I’ve never been one for following the writing rules. I hate that people call them rules as well. There is no rule when it comes to writing; there are guidelines of things that generally work. That’s a bit more of a mouthful to say, so people call them rules. But you can literally do whatever you want when writing – history is filled with literature where people threw the metaphorical writing guidelines of things that generally work book out the window and went on to critical or commercial success, or both, and made a truly fantastic book.
Now, having said that, you can’t be bad at writing and claim that you’re being innovative. That may sound quite harsh, it is, but it’s something that is not uncommon. It’s something that I used to do all the time. The vast majority of my early writing lacked a second act. It was all beginning and end because I didn’t like middles. They also lacked any sequels when looking at things in a scene/sequel way. Again, it was because I didn’t like the boring bits. Yes, that is literally how I used to refer to them. My ignorance and lack of ability to write those parts was not a style choice. It was ignorance. Now that I have more understanding of why those things exist and how they work I’m free to ignore them if I want to. Because I’m making an informed choice. Hopefully.

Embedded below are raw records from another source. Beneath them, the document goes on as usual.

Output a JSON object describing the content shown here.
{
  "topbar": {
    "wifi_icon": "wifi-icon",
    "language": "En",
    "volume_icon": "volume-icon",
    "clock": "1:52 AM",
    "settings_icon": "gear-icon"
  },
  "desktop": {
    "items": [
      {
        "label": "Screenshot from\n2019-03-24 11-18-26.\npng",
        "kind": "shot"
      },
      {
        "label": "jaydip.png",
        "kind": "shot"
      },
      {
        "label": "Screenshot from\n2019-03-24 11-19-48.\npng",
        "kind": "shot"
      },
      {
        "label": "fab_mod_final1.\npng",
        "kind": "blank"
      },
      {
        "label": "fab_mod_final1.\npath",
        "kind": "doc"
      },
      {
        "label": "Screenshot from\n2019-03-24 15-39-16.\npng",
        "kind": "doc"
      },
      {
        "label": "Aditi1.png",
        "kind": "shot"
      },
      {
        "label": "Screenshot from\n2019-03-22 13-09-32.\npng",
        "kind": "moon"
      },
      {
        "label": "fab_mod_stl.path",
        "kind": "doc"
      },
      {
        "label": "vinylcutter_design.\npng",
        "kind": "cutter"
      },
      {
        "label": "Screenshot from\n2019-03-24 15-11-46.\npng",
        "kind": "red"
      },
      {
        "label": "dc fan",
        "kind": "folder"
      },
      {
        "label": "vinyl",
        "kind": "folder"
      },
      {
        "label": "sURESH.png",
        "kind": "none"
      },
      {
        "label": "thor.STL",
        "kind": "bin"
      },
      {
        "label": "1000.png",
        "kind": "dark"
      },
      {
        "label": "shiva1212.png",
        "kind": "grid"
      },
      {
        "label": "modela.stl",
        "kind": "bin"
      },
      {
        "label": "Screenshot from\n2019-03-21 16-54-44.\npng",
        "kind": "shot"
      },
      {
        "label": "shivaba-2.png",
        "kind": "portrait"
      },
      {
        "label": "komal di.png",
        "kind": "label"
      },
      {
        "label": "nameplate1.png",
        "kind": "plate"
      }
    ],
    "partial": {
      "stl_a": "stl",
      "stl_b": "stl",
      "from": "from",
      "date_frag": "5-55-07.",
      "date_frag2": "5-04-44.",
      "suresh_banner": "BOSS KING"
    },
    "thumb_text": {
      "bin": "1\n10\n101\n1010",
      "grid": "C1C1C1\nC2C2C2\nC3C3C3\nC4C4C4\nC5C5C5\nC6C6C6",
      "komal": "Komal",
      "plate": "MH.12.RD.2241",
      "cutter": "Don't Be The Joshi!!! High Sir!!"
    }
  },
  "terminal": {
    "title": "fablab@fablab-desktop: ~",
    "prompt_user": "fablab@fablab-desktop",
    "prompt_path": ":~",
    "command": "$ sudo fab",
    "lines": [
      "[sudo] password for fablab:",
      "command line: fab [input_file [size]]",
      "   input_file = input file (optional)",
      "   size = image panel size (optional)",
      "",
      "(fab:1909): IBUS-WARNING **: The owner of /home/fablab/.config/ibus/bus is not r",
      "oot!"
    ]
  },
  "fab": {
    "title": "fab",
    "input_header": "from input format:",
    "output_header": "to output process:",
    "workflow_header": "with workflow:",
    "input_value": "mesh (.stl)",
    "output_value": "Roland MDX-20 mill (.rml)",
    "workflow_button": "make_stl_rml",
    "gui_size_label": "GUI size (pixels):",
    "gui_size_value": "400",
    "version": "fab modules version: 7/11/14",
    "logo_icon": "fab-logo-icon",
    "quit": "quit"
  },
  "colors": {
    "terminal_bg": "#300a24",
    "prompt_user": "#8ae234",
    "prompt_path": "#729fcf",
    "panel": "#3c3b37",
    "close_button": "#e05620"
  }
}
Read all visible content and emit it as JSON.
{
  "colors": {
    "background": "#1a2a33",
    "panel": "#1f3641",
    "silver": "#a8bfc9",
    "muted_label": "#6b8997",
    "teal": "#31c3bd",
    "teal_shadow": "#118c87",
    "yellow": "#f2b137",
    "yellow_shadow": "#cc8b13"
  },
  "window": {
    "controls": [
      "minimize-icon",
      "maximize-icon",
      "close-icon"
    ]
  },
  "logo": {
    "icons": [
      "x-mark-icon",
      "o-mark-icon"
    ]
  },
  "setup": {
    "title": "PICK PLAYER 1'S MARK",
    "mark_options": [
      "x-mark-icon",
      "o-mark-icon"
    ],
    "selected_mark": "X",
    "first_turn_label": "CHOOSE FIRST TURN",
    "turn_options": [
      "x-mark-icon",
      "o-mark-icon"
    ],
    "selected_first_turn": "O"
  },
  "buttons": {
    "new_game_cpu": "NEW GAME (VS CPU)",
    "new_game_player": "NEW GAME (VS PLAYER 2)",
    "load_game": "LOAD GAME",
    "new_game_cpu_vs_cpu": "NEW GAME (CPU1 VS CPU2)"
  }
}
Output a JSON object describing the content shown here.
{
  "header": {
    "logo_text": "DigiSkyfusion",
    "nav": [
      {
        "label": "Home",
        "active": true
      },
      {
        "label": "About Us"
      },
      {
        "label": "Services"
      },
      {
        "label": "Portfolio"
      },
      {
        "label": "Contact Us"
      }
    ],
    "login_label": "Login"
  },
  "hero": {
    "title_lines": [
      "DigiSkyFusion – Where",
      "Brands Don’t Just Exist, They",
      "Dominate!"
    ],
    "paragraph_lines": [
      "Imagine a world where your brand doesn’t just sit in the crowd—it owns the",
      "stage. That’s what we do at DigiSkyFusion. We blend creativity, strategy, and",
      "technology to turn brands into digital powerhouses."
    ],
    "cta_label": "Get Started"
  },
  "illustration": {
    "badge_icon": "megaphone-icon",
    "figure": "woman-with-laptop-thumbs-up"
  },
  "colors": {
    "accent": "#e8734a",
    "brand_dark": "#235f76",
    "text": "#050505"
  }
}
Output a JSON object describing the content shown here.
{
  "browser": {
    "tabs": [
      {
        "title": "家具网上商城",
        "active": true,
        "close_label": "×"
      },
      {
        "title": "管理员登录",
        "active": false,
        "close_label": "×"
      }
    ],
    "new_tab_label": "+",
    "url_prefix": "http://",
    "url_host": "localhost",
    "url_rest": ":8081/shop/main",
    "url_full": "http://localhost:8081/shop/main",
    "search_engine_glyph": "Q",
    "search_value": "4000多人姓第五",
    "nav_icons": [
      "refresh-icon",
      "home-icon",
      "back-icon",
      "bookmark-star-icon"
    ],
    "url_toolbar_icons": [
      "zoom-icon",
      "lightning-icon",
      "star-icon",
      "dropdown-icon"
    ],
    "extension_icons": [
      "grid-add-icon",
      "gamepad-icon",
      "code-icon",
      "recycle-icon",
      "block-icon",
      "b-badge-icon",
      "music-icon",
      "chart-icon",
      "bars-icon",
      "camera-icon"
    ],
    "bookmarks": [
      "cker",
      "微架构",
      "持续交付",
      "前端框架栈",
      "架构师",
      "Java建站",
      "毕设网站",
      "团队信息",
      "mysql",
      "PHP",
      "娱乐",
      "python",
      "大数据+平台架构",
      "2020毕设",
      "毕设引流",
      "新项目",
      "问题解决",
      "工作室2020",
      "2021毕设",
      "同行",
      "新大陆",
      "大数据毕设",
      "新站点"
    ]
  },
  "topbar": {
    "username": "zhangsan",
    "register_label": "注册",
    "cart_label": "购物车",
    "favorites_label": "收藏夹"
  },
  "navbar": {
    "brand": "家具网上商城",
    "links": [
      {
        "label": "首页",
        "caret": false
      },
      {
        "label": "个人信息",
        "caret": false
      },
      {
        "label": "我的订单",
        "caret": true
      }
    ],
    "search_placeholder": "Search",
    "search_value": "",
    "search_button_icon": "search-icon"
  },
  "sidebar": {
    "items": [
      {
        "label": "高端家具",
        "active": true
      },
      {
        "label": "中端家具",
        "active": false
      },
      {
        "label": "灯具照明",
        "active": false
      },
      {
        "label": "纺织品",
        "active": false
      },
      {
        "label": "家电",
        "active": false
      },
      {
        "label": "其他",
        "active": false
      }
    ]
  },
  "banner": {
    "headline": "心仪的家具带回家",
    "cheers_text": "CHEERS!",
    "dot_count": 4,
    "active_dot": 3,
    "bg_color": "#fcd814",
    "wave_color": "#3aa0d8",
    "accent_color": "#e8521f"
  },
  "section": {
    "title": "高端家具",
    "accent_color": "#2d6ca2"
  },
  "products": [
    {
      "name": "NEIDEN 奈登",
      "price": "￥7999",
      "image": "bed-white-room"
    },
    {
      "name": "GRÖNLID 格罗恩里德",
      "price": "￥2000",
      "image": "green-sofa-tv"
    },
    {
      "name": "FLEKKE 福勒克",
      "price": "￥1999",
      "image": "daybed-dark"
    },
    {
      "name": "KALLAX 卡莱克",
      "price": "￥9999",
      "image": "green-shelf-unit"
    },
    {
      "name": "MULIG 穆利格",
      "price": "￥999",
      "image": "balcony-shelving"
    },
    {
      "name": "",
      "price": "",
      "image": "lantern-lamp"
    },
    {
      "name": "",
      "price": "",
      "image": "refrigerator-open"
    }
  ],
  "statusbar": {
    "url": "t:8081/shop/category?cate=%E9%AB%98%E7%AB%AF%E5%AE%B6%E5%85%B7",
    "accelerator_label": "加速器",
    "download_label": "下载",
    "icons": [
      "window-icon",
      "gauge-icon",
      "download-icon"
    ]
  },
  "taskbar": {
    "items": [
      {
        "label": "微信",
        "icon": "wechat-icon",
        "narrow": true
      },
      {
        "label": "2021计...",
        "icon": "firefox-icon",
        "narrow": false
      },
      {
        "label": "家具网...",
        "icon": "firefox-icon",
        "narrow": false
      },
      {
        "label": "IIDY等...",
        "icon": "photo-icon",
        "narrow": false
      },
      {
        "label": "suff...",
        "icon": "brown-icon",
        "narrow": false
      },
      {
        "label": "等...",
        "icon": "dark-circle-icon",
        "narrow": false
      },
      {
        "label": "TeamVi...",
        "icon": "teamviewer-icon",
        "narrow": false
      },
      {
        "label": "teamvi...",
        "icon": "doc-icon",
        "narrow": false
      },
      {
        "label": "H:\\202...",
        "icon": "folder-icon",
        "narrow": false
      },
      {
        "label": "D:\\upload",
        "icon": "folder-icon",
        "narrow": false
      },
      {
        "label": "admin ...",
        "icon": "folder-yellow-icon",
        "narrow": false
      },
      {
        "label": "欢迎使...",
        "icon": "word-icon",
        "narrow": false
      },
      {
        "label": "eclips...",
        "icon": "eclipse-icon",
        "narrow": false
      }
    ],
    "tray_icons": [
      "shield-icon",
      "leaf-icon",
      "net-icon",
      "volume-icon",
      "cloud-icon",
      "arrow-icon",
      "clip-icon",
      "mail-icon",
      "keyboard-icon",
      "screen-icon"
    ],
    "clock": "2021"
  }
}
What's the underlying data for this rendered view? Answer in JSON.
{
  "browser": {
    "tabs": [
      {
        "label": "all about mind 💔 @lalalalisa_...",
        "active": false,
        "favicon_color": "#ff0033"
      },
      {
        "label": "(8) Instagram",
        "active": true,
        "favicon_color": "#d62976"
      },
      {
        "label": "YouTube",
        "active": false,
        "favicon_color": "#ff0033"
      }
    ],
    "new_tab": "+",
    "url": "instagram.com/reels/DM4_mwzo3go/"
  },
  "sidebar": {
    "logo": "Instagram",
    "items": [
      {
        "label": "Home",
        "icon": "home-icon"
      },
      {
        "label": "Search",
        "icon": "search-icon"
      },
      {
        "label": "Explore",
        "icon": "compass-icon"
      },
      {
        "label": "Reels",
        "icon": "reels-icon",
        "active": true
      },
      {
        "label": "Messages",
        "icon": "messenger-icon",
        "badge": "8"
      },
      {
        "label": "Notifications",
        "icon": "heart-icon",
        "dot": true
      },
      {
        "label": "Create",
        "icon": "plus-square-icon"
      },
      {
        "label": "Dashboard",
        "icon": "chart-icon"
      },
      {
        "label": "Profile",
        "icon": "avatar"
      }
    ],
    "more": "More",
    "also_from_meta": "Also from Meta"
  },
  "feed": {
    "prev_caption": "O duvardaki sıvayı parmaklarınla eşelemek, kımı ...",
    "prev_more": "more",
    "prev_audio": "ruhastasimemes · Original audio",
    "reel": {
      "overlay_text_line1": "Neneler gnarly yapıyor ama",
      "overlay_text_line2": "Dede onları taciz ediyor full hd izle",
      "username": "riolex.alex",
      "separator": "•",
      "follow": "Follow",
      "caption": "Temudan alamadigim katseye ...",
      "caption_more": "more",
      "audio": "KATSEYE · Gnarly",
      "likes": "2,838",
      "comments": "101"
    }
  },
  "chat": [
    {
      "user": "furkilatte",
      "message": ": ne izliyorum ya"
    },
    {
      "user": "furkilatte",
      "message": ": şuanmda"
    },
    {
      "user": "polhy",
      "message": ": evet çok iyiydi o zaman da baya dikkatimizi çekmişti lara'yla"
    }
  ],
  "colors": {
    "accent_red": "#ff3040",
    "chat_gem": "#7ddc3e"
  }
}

That’s the crux of why you need to know the guidelines of things that generally work. They exist for a very specific reason. If you look at the act structure, that has been around for as long as humanity has been telling stories, much less writing them down. It exists because it works and it resonates with us. Does that mean it’s the only way to do it? No. Can you do a single act structure, or a fifty-act structure? Yep. As long as you understand why the classics methods work and what they’re doing to the story. Writing is no different than any other field. I can’t make a fully automated electric engine that runs off of sunlight without understanding first how a basic petrol combustion engine works. I can’t become the world’s new Gordan Ramsay without first understanding the fundamentals of classic cookery. When you understand the basics and why they work, you can do what you want with them. But, without that knowledge, you’re being ignorant and calling it style.
© 2020 David Chitty
Available under the Thanet Writers Education Policy
David Chitty was born and raised in Thanet in the 90s. He devotes most of his energies to writing fantasy fiction novels.